“This is what's done in the Navy,” he explained. “I've moved four continents, over 28 moves. It was 2012 when I purchased that house, just to correct the record.” At another point, Franken struggled to recall the details of the Cares Act, and Mauro emphasized that he had “read the bill.” But throughout, Franken and attorney Kimberly Graham, who has modeled her challenge off the Bernie Sanders campaign, appeared more comfortable than Greenfield and Mauro, the candidates with a bit more electoral experience. (None of the four have won elections, but Franken and Graham have never tried.)
“Who won Iowa?” Graham said when challenged on electability, referring to the February presidential caucus. “You could argue that was Bernie Sanders. So, I think that says a lot about where a lot of Iowans think this country needs to go.”
There were no electability questions in New York, which gave former CNBC anchor Michelle Caruso-Cabrera her first real chance to confront Ocasio-Cortez. Caruso-Cabrera repeatedly called the incumbent “divisive” and ineffective and brought the conversation back, several times, to a vote Ocasio-Cortez missed during an illness, accusing her of going “MIA” and of hiding out in a “luxury apartment in D.C. with a Whole Foods in the lobby.” Ocasio-Cortez grew more irritated as the night went on.
“No one's ever seen this person before,” Ocasio-Cortez said. “Who are you? Like, where is your family from? Where have you lived? No one has seen you in this community before.”

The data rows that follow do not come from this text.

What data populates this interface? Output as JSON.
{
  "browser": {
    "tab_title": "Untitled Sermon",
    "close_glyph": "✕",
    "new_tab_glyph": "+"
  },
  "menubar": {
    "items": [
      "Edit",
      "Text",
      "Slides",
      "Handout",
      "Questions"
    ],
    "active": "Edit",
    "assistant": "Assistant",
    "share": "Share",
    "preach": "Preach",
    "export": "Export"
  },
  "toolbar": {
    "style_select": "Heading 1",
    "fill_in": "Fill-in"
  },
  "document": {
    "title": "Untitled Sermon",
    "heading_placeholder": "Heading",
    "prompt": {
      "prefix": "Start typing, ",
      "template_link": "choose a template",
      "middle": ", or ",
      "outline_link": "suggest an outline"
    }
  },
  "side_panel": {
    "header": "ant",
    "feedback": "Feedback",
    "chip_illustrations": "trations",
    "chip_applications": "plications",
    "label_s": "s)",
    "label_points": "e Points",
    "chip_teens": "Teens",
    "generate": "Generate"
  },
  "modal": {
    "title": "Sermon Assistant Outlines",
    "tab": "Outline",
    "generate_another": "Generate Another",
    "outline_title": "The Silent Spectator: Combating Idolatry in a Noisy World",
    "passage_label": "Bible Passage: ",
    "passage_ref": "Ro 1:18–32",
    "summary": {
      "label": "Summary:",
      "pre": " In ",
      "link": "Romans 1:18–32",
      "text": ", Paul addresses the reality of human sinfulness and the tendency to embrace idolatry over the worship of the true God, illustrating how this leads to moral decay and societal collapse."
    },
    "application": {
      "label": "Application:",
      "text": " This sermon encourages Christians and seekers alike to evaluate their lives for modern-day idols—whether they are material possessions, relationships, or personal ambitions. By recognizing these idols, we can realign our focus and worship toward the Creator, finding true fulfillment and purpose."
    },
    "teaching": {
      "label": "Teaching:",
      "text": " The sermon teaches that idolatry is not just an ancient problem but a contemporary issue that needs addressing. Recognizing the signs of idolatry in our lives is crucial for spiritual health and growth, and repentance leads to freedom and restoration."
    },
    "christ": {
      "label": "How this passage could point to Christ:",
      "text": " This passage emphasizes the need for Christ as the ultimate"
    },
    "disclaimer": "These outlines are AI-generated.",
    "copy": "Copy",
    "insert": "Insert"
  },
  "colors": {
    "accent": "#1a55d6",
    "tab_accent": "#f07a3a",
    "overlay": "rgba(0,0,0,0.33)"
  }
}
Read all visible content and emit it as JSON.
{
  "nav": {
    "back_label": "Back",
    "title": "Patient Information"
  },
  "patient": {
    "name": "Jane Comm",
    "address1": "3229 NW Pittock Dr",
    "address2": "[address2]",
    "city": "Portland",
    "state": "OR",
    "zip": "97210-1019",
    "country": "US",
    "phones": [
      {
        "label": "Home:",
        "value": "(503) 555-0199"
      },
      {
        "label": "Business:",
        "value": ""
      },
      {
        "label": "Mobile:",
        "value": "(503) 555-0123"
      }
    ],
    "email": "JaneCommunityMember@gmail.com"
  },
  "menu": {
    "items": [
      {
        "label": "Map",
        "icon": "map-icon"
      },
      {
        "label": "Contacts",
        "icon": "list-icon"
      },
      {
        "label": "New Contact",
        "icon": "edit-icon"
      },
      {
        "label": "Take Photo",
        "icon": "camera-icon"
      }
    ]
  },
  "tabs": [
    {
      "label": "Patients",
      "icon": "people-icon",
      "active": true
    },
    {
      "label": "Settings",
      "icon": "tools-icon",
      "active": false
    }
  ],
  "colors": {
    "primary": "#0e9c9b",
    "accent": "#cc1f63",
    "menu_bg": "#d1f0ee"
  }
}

Caruso-Cabrera, who is not from the district, argued that she would better represent it by voting more reliably with Democrats. Some of her attacks fell flat, such as an argument that Ocasio-Cortez was hypocritical to favor higher taxes because “her mother moved to Florida to avoid the taxes in New York.” But Ocasio-Cortez brought the conversation back to the reasons she'd voted occasionally against party leadership.
“When people say divisiveness and all of this stuff, listen, not all Democrats are the same,” Ocasio-Cortez said. “Some Democrats believe in not protecting immigrant rights. Other Democrats believe that we should subsidize Big Pharma and health-care corporations. I'll be very honest about that. But we can come together. That's the reason I [went] with Vice President Biden and tried to push and try to see what our possibilities for our next term are," a reference to the task force Biden had already added her to.
New York's primary, slotted for June 23, will continue to feature a presidential contest at the top of the ballot, after the U.S. Circuit Court of Appeals for the 2nd Circuit upheld a decision to reinstate it, overruling the decision of the state's election board to cancel it.
… 14 days until the next primaries
… 35 days until New York's presidential and congressional primaries
… 90 days until the Democratic National Convention
… 97 days until the Republican National Convention
… 167 days until the general election